* Page and application data records *
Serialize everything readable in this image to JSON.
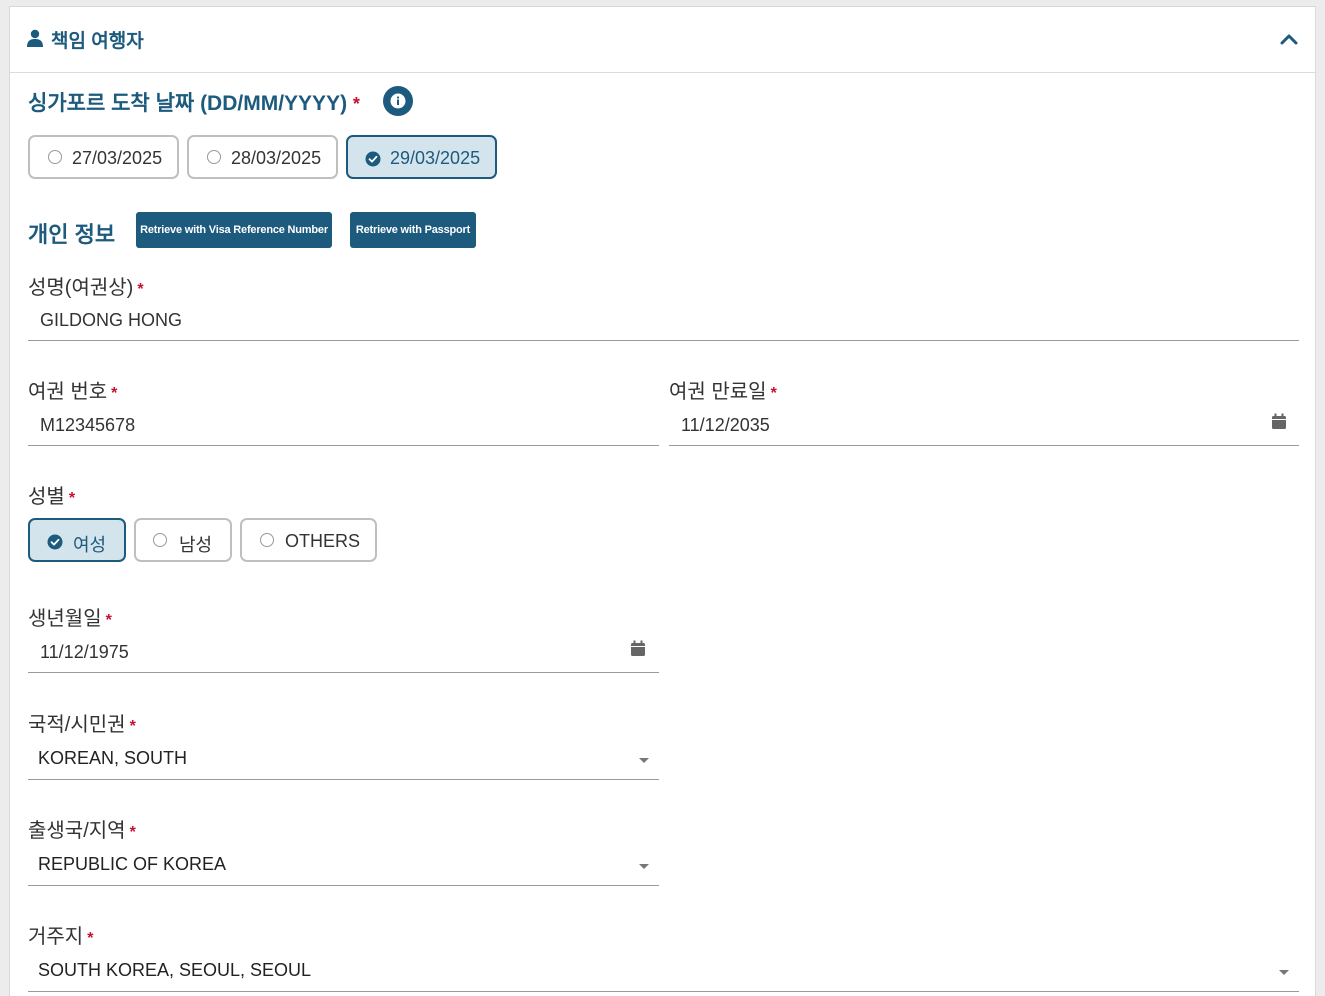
{
  "header": {
    "title": "책임 여행자",
    "user_icon": "user-icon",
    "collapse_icon": "chevron-up-icon"
  },
  "arrival": {
    "label": "싱가포르 도착 날짜 (DD/MM/YYYY)",
    "required_mark": "*",
    "info_icon": "info-icon",
    "options": [
      {
        "label": "27/03/2025",
        "selected": false
      },
      {
        "label": "28/03/2025",
        "selected": false
      },
      {
        "label": "29/03/2025",
        "selected": true
      }
    ]
  },
  "personal": {
    "title": "개인 정보",
    "retrieve_visa_label": "Retrieve with Visa Reference Number",
    "retrieve_passport_label": "Retrieve with Passport"
  },
  "fields": {
    "name": {
      "label": "성명(여권상)",
      "value": "GILDONG HONG"
    },
    "passport_no": {
      "label": "여권 번호",
      "value": "M12345678"
    },
    "passport_expiry": {
      "label": "여권 만료일",
      "value": "11/12/2035"
    },
    "gender": {
      "label": "성별",
      "options": [
        {
          "label": "여성",
          "selected": true
        },
        {
          "label": "남성",
          "selected": false
        },
        {
          "label": "OTHERS",
          "selected": false
        }
      ]
    },
    "dob": {
      "label": "생년월일",
      "value": "11/12/1975"
    },
    "nationality": {
      "label": "국적/시민권",
      "value": "KOREAN, SOUTH"
    },
    "birth_country": {
      "label": "출생국/지역",
      "value": "REPUBLIC OF KOREA"
    },
    "residence": {
      "label": "거주지",
      "value": "SOUTH KOREA, SEOUL, SEOUL"
    }
  },
  "required_mark": "*",
  "colors": {
    "primary": "#1c5a7e",
    "required": "#c8102e",
    "selected_bg": "#d4e4ec"
  }
}
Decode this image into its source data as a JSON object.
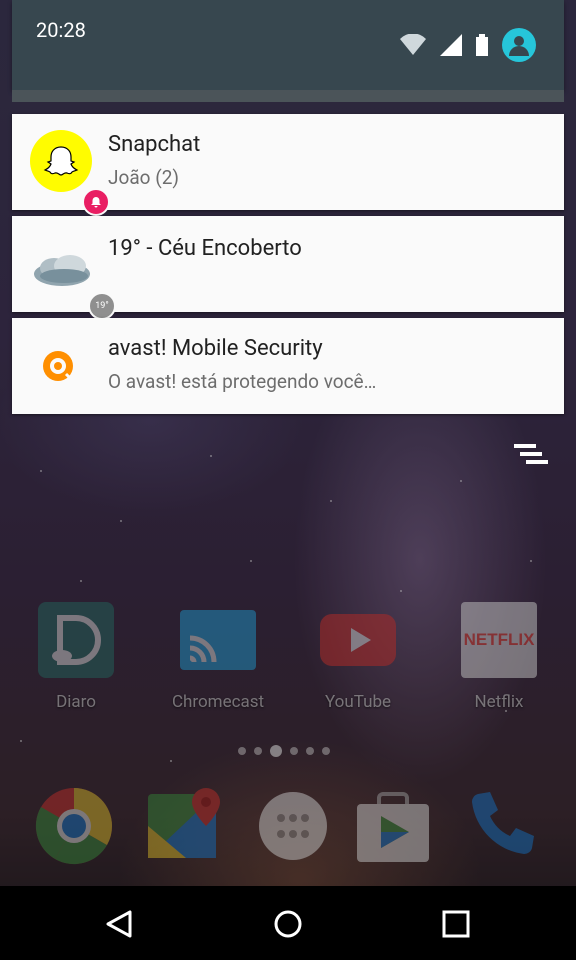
{
  "status_bar": {
    "time": "20:28",
    "icons": [
      "wifi-icon",
      "signal-icon",
      "battery-icon",
      "avatar-icon"
    ],
    "accent": "#26c6da"
  },
  "notifications": [
    {
      "app": "Snapchat",
      "title": "Snapchat",
      "text": "João (2)",
      "icon": "snapchat-ghost-icon",
      "badge": "bell-icon",
      "color": "#fffc00"
    },
    {
      "app": "Weather",
      "title": "19° -  Céu Encoberto",
      "text": "",
      "icon": "cloud-icon",
      "badge": "19°"
    },
    {
      "app": "avast",
      "title": "avast! Mobile Security",
      "text": "O avast! está protegendo você…",
      "icon": "avast-icon",
      "color": "#ff7800"
    }
  ],
  "dismiss_all_icon": "clear-all-icon",
  "home": {
    "apps": [
      {
        "label": "Diaro",
        "icon": "diaro-icon"
      },
      {
        "label": "Chromecast",
        "icon": "chromecast-icon"
      },
      {
        "label": "YouTube",
        "icon": "youtube-icon"
      },
      {
        "label": "Netflix",
        "icon": "netflix-icon",
        "text": "NETFLIX"
      }
    ],
    "page_count": 6,
    "active_page": 3,
    "dock": [
      "chrome-icon",
      "maps-icon",
      "app-drawer-icon",
      "play-store-icon",
      "phone-icon"
    ]
  },
  "navbar": [
    "back-icon",
    "home-icon",
    "recents-icon"
  ]
}
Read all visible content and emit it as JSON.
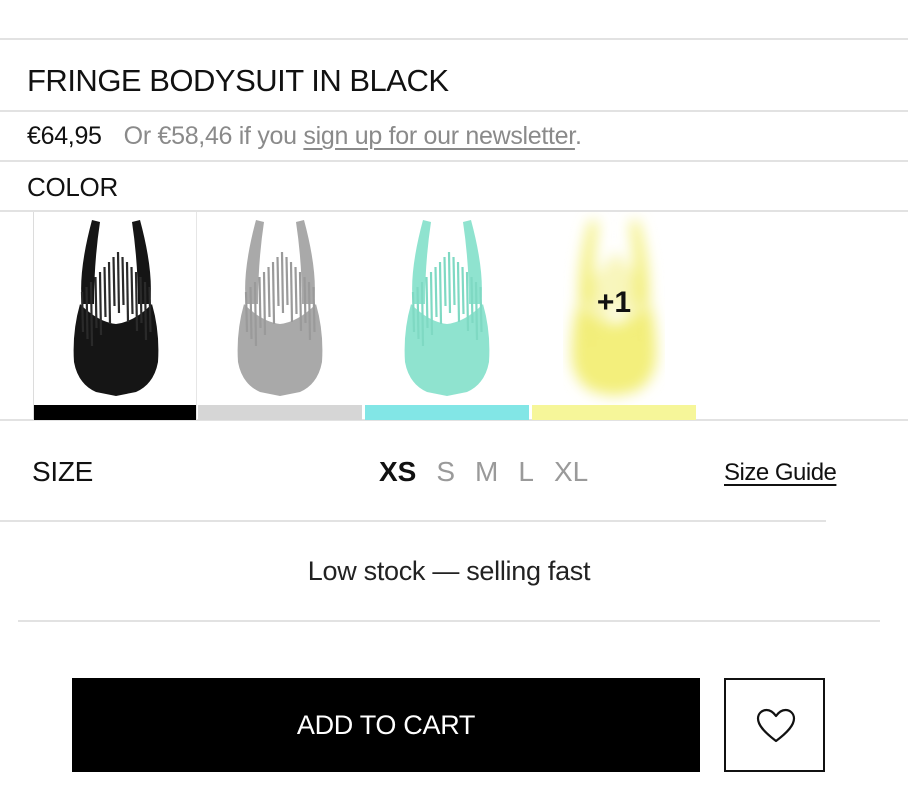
{
  "product": {
    "title": "FRINGE BODYSUIT IN BLACK",
    "price": "€64,95",
    "offer_prefix": "Or €58,46 if you ",
    "offer_link": "sign up for our newsletter",
    "offer_suffix": "."
  },
  "color": {
    "label": "COLOR",
    "swatches": [
      {
        "name": "black",
        "body_color": "#151515",
        "fringe_color": "#2a2a2a",
        "bar_color": "#000000"
      },
      {
        "name": "grey",
        "body_color": "#a9a9a9",
        "fringe_color": "#9a9a9a",
        "bar_color": "#d6d6d6"
      },
      {
        "name": "mint",
        "body_color": "#8fe3cf",
        "fringe_color": "#7fd9c3",
        "bar_color": "#82e6e6"
      },
      {
        "name": "yellow",
        "body_color": "#f3ef7c",
        "fringe_color": "#f1ec74",
        "bar_color": "#f6f699"
      }
    ],
    "more_count": "+1"
  },
  "size": {
    "label": "SIZE",
    "options": [
      "XS",
      "S",
      "M",
      "L",
      "XL"
    ],
    "selected": "XS",
    "guide_label": "Size Guide"
  },
  "stock_message": "Low stock — selling fast",
  "actions": {
    "add_to_cart_label": "ADD TO CART",
    "wishlist_icon": "heart-icon"
  }
}
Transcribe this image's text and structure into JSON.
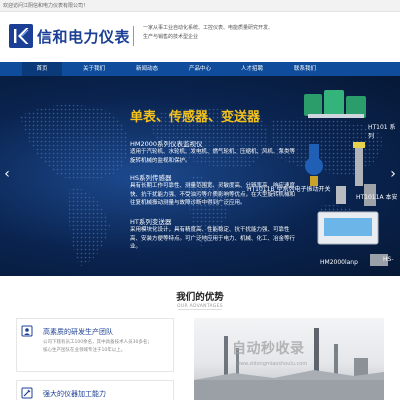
{
  "topbar": {
    "welcome": "欢迎访问江阴信和电力仪表有限公司！"
  },
  "header": {
    "brand": "信和电力仪表",
    "slogan_line1": "一家从事工业自动化系统、工控仪表、电能质量研究开发、",
    "slogan_line2": "生产与销售的技术型企业"
  },
  "nav": {
    "items": [
      {
        "label": "首页"
      },
      {
        "label": "关于我们"
      },
      {
        "label": "新闻动态"
      },
      {
        "label": "产品中心"
      },
      {
        "label": "人才招聘"
      },
      {
        "label": "联系我们"
      }
    ]
  },
  "banner": {
    "title": "单表、传感器、变送器",
    "hm_head": "HM2000系列仪表监视仪",
    "hm_desc": "适用于汽轮机、水轮机、发电机、燃气轮机、压缩机、风机、泵类等旋转机械的监视和保护。",
    "hs_head": "HS系列传感器",
    "hs_desc": "具有长期工作可靠性、测量范围宽、灵敏度高、分辨率高、响应速度快、抗干扰能力强、不受油污等介质影响等优点，在大型旋转机械和往复机械振动测量与故障诊断中得到广泛应用。",
    "ht_head": "HT系列变送器",
    "ht_desc": "采用模块化设计，具有精度高、性能稳定、抗干扰能力强、可靠性高、安装方便等特点。可广泛地应用于电力、机械、化工、冶金等行业。",
    "device_labels": {
      "d1": "HT101 系列",
      "d2": "HT1011A 本安",
      "d3": "HT1011B 型系列电子振动开关",
      "d4": "HM2000lanp",
      "d5": "HS-"
    }
  },
  "advantages": {
    "title": "我们的优势",
    "subtitle": "OUR ADVANTAGES",
    "cards": [
      {
        "title": "高素质的研发生产团队",
        "desc_line1": "公司下辖有员工100余名，其中具备技术人员30多名；",
        "desc_line2": "核心生产团队在业领域专注于10年以上。"
      },
      {
        "title": "强大的仪器加工能力",
        "desc_line1": "",
        "desc_line2": ""
      }
    ]
  },
  "watermark": {
    "main": "自动秒收录",
    "sub": "www.zidongmiaoshoulu.com"
  },
  "colors": {
    "brand_blue": "#1b3f95",
    "nav_blue": "#0f4d9c",
    "accent_yellow": "#f4c21b"
  }
}
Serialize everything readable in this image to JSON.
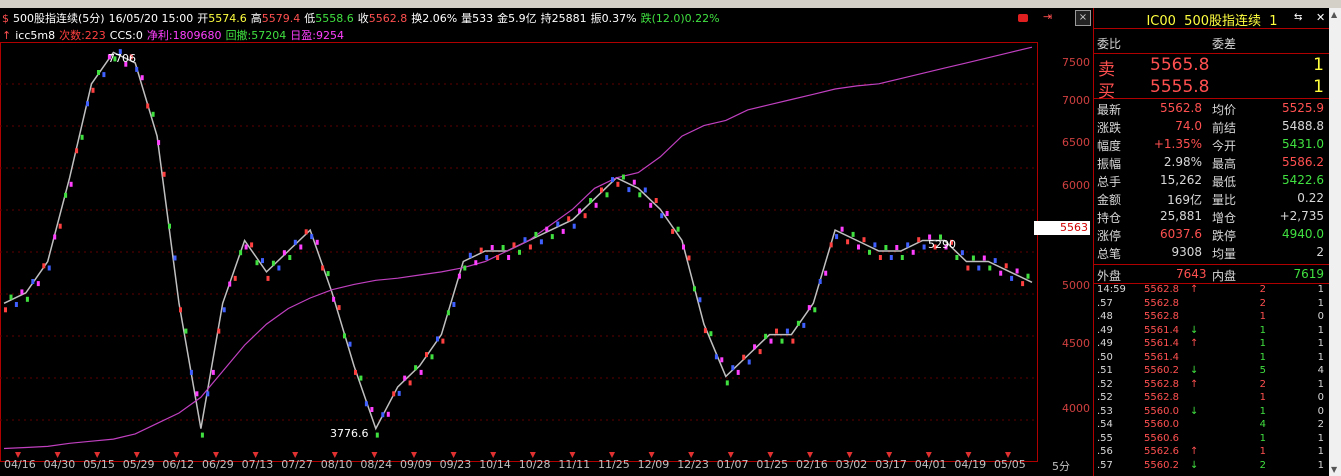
{
  "header": {
    "icon": "dollar-icon",
    "name": "500股指连续",
    "period": "(5分)",
    "datetime": "16/05/20 15:00",
    "open_label": "开",
    "open": "5574.6",
    "high_label": "高",
    "high": "5579.4",
    "low_label": "低",
    "low": "5558.6",
    "close_label": "收",
    "close": "5562.8",
    "turnover": "换2.06%",
    "volume": "量533",
    "amount": "金5.9亿",
    "holding": "持25881",
    "amplitude": "振0.37%",
    "change": "跌(12.0)0.22%"
  },
  "indicator": {
    "arrow": "↑",
    "name": "icc5m8",
    "trades": "次数:223",
    "ccs": "CCS:0",
    "net_profit": "净利:1809680",
    "drawdown": "回撤:57204",
    "daily": "日盈:9254"
  },
  "y_axis": [
    "7500",
    "7000",
    "6500",
    "6000",
    "5500",
    "5000",
    "4500",
    "4000"
  ],
  "x_axis": [
    "04/16",
    "04/30",
    "05/15",
    "05/29",
    "06/12",
    "06/29",
    "07/13",
    "07/27",
    "08/10",
    "08/24",
    "09/09",
    "09/23",
    "10/14",
    "10/28",
    "11/11",
    "11/25",
    "12/09",
    "12/23",
    "01/07",
    "01/25",
    "02/16",
    "03/02",
    "03/17",
    "04/01",
    "04/19",
    "05/05"
  ],
  "period_tab": "5分",
  "price_marker": "5563",
  "annotations": {
    "high": "7706",
    "low": "3776.6",
    "mid": "5290"
  },
  "chart_data": {
    "type": "line",
    "series": [
      {
        "values": [
          5200,
          5300,
          5600,
          6400,
          7300,
          7600,
          7500,
          6800,
          5200,
          4000,
          5200,
          5800,
          5500,
          5700,
          5900,
          5300,
          4600,
          4000,
          4400,
          4600,
          4900,
          5600,
          5700,
          5700,
          5800,
          5900,
          6000,
          6200,
          6400,
          6300,
          6100,
          5800,
          5000,
          4500,
          4700,
          4900,
          4900,
          5200,
          5900,
          5800,
          5700,
          5700,
          5800,
          5800,
          5600,
          5600,
          5500,
          5400
        ]
      },
      {
        "values": [
          3810,
          3820,
          3830,
          3860,
          3880,
          3900,
          3950,
          4050,
          4150,
          4300,
          4550,
          4800,
          5000,
          5150,
          5250,
          5330,
          5380,
          5420,
          5440,
          5470,
          5500,
          5540,
          5600,
          5700,
          5800,
          5950,
          6100,
          6300,
          6400,
          6450,
          6600,
          6800,
          6900,
          6950,
          7050,
          7100,
          7150,
          7200,
          7250,
          7280,
          7300,
          7350,
          7400,
          7450,
          7500,
          7550,
          7600,
          7650
        ]
      }
    ],
    "colors": [
      "#c0c0c0",
      "#c040c0"
    ],
    "ylim": [
      3700,
      7700
    ]
  },
  "panel": {
    "code": "IC00",
    "name": "500股指连续",
    "num": "1",
    "ratio_label": "委比",
    "diff_label": "委差",
    "sell_label": "卖",
    "sell_price": "5565.8",
    "sell_vol": "1",
    "buy_label": "买",
    "buy_price": "5555.8",
    "buy_vol": "1",
    "stats": [
      {
        "l1": "最新",
        "v1": "5562.8",
        "c1": "#ff5050",
        "l2": "均价",
        "v2": "5525.9",
        "c2": "#ff5050"
      },
      {
        "l1": "涨跌",
        "v1": "74.0",
        "c1": "#ff5050",
        "l2": "前结",
        "v2": "5488.8",
        "c2": "#d8d8d8"
      },
      {
        "l1": "幅度",
        "v1": "+1.35%",
        "c1": "#ff5050",
        "l2": "今开",
        "v2": "5431.0",
        "c2": "#40e040"
      },
      {
        "l1": "振幅",
        "v1": "2.98%",
        "c1": "#d8d8d8",
        "l2": "最高",
        "v2": "5586.2",
        "c2": "#ff5050"
      },
      {
        "l1": "总手",
        "v1": "15,262",
        "c1": "#d8d8d8",
        "l2": "最低",
        "v2": "5422.6",
        "c2": "#40e040"
      },
      {
        "l1": "金额",
        "v1": "169亿",
        "c1": "#d8d8d8",
        "l2": "量比",
        "v2": "0.22",
        "c2": "#d8d8d8"
      },
      {
        "l1": "持仓",
        "v1": "25,881",
        "c1": "#d8d8d8",
        "l2": "增仓",
        "v2": "+2,735",
        "c2": "#d8d8d8"
      },
      {
        "l1": "涨停",
        "v1": "6037.6",
        "c1": "#ff5050",
        "l2": "跌停",
        "v2": "4940.0",
        "c2": "#40e040"
      },
      {
        "l1": "总笔",
        "v1": "9308",
        "c1": "#d8d8d8",
        "l2": "均量",
        "v2": "2",
        "c2": "#d8d8d8"
      }
    ],
    "outer_label": "外盘",
    "outer": "7643",
    "inner_label": "内盘",
    "inner": "7619",
    "ticks": [
      {
        "t": "14:59",
        "p": "5562.8",
        "a": "↑",
        "ac": "#ff5050",
        "v": "2",
        "vc": "#ff5050",
        "n": "1"
      },
      {
        "t": ".57",
        "p": "5562.8",
        "a": "",
        "ac": "",
        "v": "2",
        "vc": "#ff5050",
        "n": "1"
      },
      {
        "t": ".48",
        "p": "5562.8",
        "a": "",
        "ac": "",
        "v": "1",
        "vc": "#ff5050",
        "n": "0"
      },
      {
        "t": ".49",
        "p": "5561.4",
        "a": "↓",
        "ac": "#40e040",
        "v": "1",
        "vc": "#40e040",
        "n": "1"
      },
      {
        "t": ".49",
        "p": "5561.4",
        "a": "↑",
        "ac": "#ff5050",
        "v": "1",
        "vc": "#40e040",
        "n": "1"
      },
      {
        "t": ".50",
        "p": "5561.4",
        "a": "",
        "ac": "",
        "v": "1",
        "vc": "#40e040",
        "n": "1"
      },
      {
        "t": ".51",
        "p": "5560.2",
        "a": "↓",
        "ac": "#40e040",
        "v": "5",
        "vc": "#40e040",
        "n": "4"
      },
      {
        "t": ".52",
        "p": "5562.8",
        "a": "↑",
        "ac": "#ff5050",
        "v": "2",
        "vc": "#ff5050",
        "n": "1"
      },
      {
        "t": ".52",
        "p": "5562.8",
        "a": "",
        "ac": "",
        "v": "1",
        "vc": "#ff5050",
        "n": "0"
      },
      {
        "t": ".53",
        "p": "5560.0",
        "a": "↓",
        "ac": "#40e040",
        "v": "1",
        "vc": "#40e040",
        "n": "0"
      },
      {
        "t": ".54",
        "p": "5560.0",
        "a": "",
        "ac": "",
        "v": "4",
        "vc": "#40e040",
        "n": "2"
      },
      {
        "t": ".55",
        "p": "5560.6",
        "a": "",
        "ac": "",
        "v": "1",
        "vc": "#40e040",
        "n": "1"
      },
      {
        "t": ".56",
        "p": "5562.6",
        "a": "↑",
        "ac": "#ff5050",
        "v": "1",
        "vc": "#ff5050",
        "n": "1"
      },
      {
        "t": ".57",
        "p": "5560.2",
        "a": "↓",
        "ac": "#40e040",
        "v": "2",
        "vc": "#40e040",
        "n": "1"
      }
    ]
  }
}
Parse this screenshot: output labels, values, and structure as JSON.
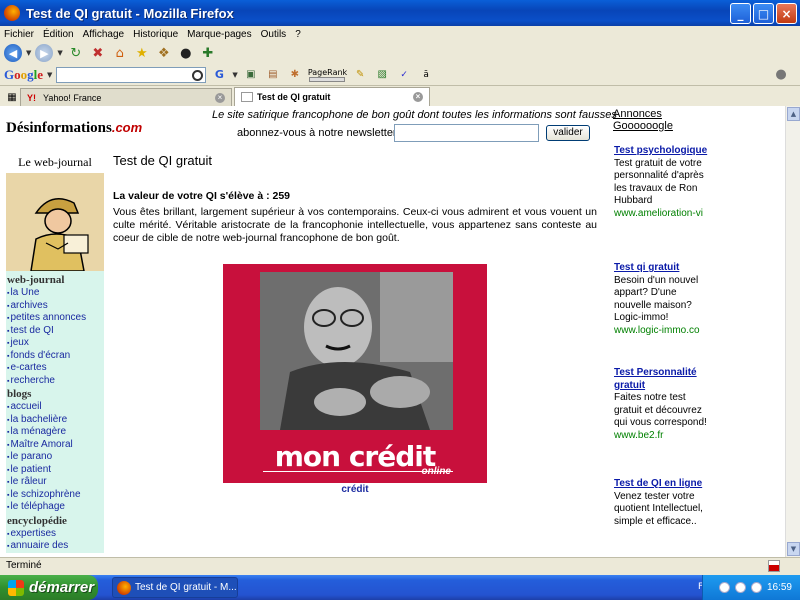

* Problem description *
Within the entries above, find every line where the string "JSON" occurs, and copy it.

* Problem solution *
Serialize everything readable in this image to JSON.
Decode this image into its source data as a JSON object.
Read all visible content and emit it as JSON.
Transcribe this image's text and structure into JSON.
Serialize everything readable in this image to JSON.
Parse this screenshot: output labels, values, and structure as JSON.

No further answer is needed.